Bryant donned the white jersey with yellow panels and purple piping during Game 5 of the 2008 Finals between his team, the Los Angeles Lakers, and the Boston Celtics. Bryant won a league MVP award that year. He donated the jersey to the museum in 2017, the museum said.
Dr. Damion Thomas, who is the museum's curator of sports, told CBS News they were initially going to put the jersey up in March but postponed the decision due to the coronavirus pandemic. Thomas said the museum saw it as a way to help Bryant's fans grieve over the basketball legend and explore his legacy.
"The reason we decided to put the jersey up was because we had seen that people were coming to the museum, and we have this big picture of Kobe Bryant, and people were kind of mourning and commemorating him and his life and legacy," Thomas said Wednesday. "I think one of the things the Smithsonian can do, at its best, is to help people contextualize and to see bigger pictures. We wanted to kind of help people do that with Kobe and his sort of legacy."
The jersey is part of the "Sports: Leveling the Playing Field" gallery, which also features a pair of LeBron James 15 "Equality" sneakers. It includes an inset about Bryant's legacy in basketball, which highlighted his jump from high school to the NBA.
Thomas also discussed the cultural impact of Bryant beyond the sport.
"Kobe Bryant is sort of representative of a particular generation, typically, people who came of age during his career," Thomas said. "And in particular with this idea of the 'Mamba mentality.' Kobe Bryant was someone who was always a bit impatient, always pushing to reach his potential, even when other people told him he should be deferential or work within a structure...but he was someone who always was striving to be his best. And sometimes that made other people uncomfortable."
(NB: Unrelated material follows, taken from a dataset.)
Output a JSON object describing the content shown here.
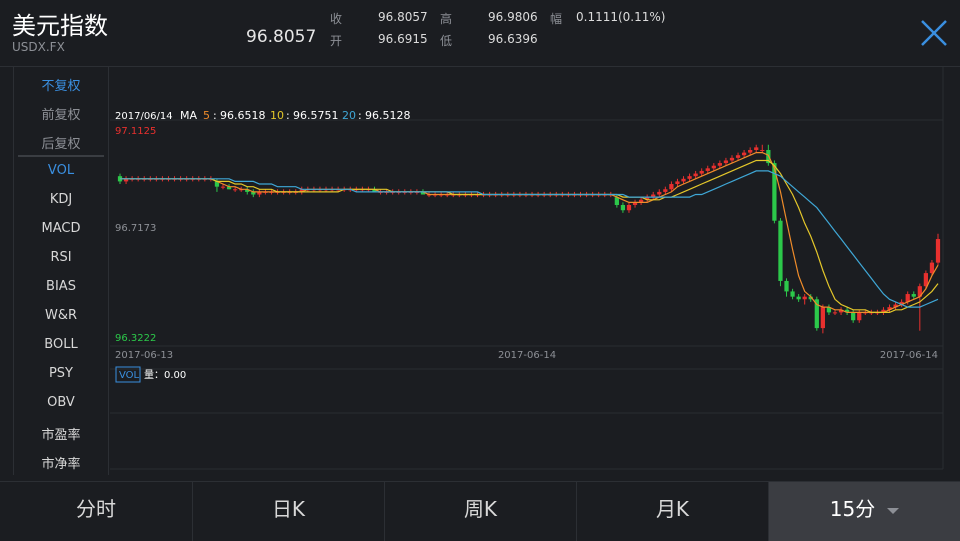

"And I think a number of people in the larger culture took that to heart and sort of apply those ideas and that mentality to places far beyond the playing field," he added.
Bryant was a founding donor of the museum and urged his Twitter followers to visit the museum in 2016. The Kobe and Vanessa Bryant Family Foundation contributed at least $1 million, according to the museum.
Thomas met Bryant for 45 minutes during opening night for donors and took him around the museum. He told CBS News that Bryant prided himself on was "being a historian of the game."
Aside from the jersey, Bryant also donated sneakers to the museum, Thomas said.
Spencer Crew, interim director of the museum, said in a statement that Bryant's "contributions on and off the court are remarkable."
"As a founding donor, he understood the significance of this museum to the nation and the world," Crew said. "After postponing the March installation due to COVID-19, we believe now is the perfect moment in history to honor his memory by placing his jersey on view."
The announcement comes less than two weeks after Bryant's former team LeBron James and Anthony Davis, the championship season to his memory.in the Finals. Several Lakers players, including superstars